India: Modi Kicks Off Structural Reforms

India: Modi Kicks Off Structural Reforms

Prime Minister Narendra Modi of India said his government would like to offer foreign investors a bigger role in the country’s insurance and aviation sectors.

This is for helping to reverse the weakening growth and investment in the country, which threatens to fade the optimism of its recent landslide election victory.

Finance Minister Nirmala Sitharaman provided the details of the proposal as she was presenting the budget for the fiscal year that ends on March 31, 2020 to parliament.

This is the first proposal since the Hindu nationalist-led government was re-elected in a vote in April and May.

Modi has said he wanted to boost the country’s economy, growing it from $2.7 trillion to $5 trillion. A recent report said the government plans to use higher investment, savings, and exports—similar to the way China’s economy has taken off.

“The government will examine suggestions of further opening up FDI (foreign direct investment) in aviation, media, and insurance sectors in consultations with stakeholders,” Sitharaman said.

She said the government will allow 100% foreign ownership for insurance intermediaries and local sourcing norms will be eased for FDI in retailers selling a single brand.

At present, the country allows foreign direct investment in single-brand retail but mandates investors to source locally 30% of the value of the product bought.

India currently allows 49% foreign ownership though the automatic route in the insurance sector. That part costs billions of dollars and has been tightly overseen for decades for fear of a backlash from the unions.

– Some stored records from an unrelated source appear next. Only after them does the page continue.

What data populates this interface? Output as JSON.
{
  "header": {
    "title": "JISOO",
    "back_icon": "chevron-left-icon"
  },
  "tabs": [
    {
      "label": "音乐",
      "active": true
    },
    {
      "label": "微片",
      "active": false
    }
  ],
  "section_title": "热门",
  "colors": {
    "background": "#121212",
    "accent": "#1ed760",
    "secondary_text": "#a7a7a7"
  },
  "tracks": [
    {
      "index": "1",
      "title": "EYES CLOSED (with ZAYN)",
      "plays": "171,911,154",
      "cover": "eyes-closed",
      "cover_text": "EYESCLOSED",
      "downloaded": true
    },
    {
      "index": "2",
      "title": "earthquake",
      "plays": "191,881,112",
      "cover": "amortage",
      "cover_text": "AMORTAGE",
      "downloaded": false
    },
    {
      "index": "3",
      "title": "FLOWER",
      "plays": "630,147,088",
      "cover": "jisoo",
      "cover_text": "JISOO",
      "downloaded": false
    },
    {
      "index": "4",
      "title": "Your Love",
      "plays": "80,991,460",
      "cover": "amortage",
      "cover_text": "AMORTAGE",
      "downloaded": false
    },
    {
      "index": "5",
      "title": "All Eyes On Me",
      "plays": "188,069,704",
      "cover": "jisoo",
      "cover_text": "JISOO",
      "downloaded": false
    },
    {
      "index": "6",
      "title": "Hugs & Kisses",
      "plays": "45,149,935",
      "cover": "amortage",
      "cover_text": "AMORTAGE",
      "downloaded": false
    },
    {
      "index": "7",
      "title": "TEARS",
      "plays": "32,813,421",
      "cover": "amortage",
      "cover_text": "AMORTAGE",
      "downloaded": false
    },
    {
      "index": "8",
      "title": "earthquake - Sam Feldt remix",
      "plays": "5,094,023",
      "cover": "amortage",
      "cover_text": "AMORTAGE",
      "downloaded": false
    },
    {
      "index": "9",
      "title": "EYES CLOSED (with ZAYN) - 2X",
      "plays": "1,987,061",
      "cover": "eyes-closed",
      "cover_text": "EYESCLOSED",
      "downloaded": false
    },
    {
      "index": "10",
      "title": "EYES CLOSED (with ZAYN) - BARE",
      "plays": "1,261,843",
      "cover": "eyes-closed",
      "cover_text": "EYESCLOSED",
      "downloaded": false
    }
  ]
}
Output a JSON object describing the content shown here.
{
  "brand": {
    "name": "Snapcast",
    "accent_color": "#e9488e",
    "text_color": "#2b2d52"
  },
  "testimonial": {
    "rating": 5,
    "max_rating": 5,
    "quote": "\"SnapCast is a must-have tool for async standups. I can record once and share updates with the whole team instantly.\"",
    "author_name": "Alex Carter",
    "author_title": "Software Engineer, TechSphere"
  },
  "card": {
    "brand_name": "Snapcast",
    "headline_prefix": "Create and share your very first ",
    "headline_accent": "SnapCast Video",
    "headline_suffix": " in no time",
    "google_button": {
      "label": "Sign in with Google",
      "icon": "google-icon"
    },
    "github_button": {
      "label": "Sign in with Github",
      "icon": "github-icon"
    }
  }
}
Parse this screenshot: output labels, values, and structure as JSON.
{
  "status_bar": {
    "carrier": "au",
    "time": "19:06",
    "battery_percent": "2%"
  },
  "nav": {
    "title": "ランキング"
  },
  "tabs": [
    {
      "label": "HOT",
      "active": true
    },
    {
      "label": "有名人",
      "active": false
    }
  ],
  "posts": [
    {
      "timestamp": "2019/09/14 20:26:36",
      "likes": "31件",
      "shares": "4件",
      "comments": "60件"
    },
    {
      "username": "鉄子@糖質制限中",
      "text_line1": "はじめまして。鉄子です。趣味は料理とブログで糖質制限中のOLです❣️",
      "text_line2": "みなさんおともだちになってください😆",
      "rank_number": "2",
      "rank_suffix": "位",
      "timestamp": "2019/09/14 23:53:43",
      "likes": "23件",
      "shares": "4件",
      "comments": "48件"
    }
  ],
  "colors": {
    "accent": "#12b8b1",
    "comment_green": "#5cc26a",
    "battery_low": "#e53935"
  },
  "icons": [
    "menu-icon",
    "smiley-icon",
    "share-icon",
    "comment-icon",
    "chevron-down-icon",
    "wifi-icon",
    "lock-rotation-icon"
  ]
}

“It is high time India gets fully integrated into the global value chain of productions of goods and services but also becomes part of the global financial system to mobilize global savings mostly institutional in insurance, pensions, and sovereign wealth funds,” she said.


However, for economists, scaling up Asia’s third largest economy in a very fast way would need drastic reforms like freeing up land and labor markets.

pile of Indian money

Modi has shied away from doing that during his first term, fearing political backlash.

In a note, Capital Economics said that reaching the stated goals will depend largely on hitting the real GDP growth of 8% a year. They said they thought this was unlikely.

Additionally, pursuing land and labor reforms are difficult in India. On top of that, Modi will have to risk drawing the ire of the Bharatiya Janata Party voters, who re-elected him with a huge mandate.

Indian markets were down during the budget speech.

The NSE index was 0.37%, while the benchmark BSE index traded 0.29% lower at 39,793.46.

The 10-year benchmark government bond yield was at 6.72%, lower than the 6.75% before the budget was unveiled.

The Indian rupee had dropped to 68.73 from its 68.70 pre-budget speech.

“Nothing concrete has been announced so far, that disappointment is reflecting markets,” said assistant vice president for research at SMC Global Securities.

In the last quarter, India grew at a much slower-than-expected 5.8%. This comes as its slowest pace in five years and far lower than the pace needed to create jobs for the millions of young Indians entering the labor market each month.

Unemployment rate also rose to a multi-year-high of 6.1% during the 2017 to 2018 fiscal year.